On 18 January 2019, a pipeline transporting gasoline exploded in the town of Tlahuelilpan, in the Mexican state of Hidalgo. The blast killed at least 137 people and injured dozens more. Mexican authorities blamed fuel thieves, who had illegally tapped the pipeline. The explosion was particularly deadly because large crowds of people had gathered at the scene to steal fuel. Security forces tried to persuade people to move away from the scene, but they were outnumbered and asked not to engage with civilians for fear of causing a violent confrontation. The leak was reported at 17:04 CST (11:04 UTC), and the explosion occurred two hours later at 19:10. It took about four hours for responders to extinguish the fire.

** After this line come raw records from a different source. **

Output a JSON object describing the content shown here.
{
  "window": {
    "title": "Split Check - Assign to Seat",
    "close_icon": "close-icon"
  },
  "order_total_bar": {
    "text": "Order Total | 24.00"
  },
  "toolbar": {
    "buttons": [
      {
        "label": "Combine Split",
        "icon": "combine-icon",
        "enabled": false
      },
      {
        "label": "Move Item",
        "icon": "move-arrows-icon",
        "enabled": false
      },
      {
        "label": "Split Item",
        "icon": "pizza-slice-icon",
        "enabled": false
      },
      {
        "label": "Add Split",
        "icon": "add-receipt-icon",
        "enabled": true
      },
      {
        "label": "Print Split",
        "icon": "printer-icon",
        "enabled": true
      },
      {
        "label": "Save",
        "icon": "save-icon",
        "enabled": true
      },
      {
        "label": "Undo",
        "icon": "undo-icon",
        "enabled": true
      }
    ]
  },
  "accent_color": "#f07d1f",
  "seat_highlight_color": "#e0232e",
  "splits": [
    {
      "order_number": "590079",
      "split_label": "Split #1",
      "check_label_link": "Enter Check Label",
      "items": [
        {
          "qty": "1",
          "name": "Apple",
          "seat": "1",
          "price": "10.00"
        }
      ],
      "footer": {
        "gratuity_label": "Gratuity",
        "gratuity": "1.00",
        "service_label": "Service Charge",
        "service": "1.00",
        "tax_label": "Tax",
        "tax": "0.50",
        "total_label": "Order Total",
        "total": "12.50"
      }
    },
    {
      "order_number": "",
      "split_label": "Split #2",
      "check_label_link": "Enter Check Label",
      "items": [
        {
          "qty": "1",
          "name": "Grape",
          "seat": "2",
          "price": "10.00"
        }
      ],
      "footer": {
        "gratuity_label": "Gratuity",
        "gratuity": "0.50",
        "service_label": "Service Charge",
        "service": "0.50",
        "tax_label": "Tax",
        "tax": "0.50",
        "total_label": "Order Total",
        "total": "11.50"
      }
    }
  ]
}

  1. Mwanza, Faraji; Kottasová, Ivana (10 August 2019). "At least 61 people killed in a fuel tanker explosion in Tanzania". CNN. CNN. Retrieved 11 August 2019.
  2. 1 2 3 "Death toll climbs to 75 in Tanzania fuel tanker blast". Gauteng, South Africa. 12 August 2019. Retrieved 12 August 2019.
  3. Msowoya, Tumaini (15 August 2019). "Death toll in Tanzania fuel tanker tragedy climbs to 89". The Citizen. Tanzania: Mwananchi Communications . Retrieved 16 August 2019.
  4. Death toll from Tanzania's fuel tanker explosion rises to 75: official
  5. "Death toll of Morogoro fuel tanker tragedy rises to 75". The Citizen. Retrieved 12 August 2019.
  6. 1 2 3 CNN, Faraji Mwanza and Ivana Kottasová. "At least 61 people killed in a fuel tanker explosion in Tanzania". CNN. Retrieved 11 August 2019.
  7. "Tanzania oil tanker explosion kills more than 60 people". UPI. Retrieved 11 August 2019.
  8. Reuters, Nuzulack Dausen and Fumbuka Ng'wanakilala. "Tanzania tanker blast kills dozens as crowd siphons fuel". ABS-CBN News. Retrieved 11 August 2019.
  9. "Tanzanian police say 62 killed when siphoned tanker explodes". The Charlotte Observer. 10 August 2019. Retrieved 10 August 2019.
  10. "At least 57 dead in Tanzania fuel tanker explosion". Retrieved 11 August 2019.
  11. "At least 62 people burned to death after fuel tanker explosion in Tanzania". Sky News. Retrieved 11 August 2019.
  12. Mikelionis, Lukas (10 August 2019). "Tanker truck in Tanzania explodes as people siphon fuel, at least 62 killed". Fox News. Retrieved 11 August 2019.
  13. "57 killed in fuel tanker explosion in eastern Tanzania town". Los Angeles Times. 10 August 2019. Retrieved 11 August 2019.
  14. "Tanzania fuel tanker blast kills 60". Retrieved 11 August 2019.
  15. "62 Killed in Tanzania Tanker Blast as Crowd Siphons Fuel". News18. Retrieved 11 August 2019.
  16. "Tanzania fuel tanker blast kills 60". Retrieved 11 August 2019.
  17. Kottasová, Ivana (11 August 2019). "At least 61 people killed in a fuel tanker explosion in Tanzania". CNN.
  18. "Tanzanian police say 62 killed when siphoned tanker explodes". Retrieved 11 August 2019.
  19. "Tanzanian president mourns victims in fuel tanker explosion that kills at least 60 - Xinhua |". Retrieved 11 August 2019.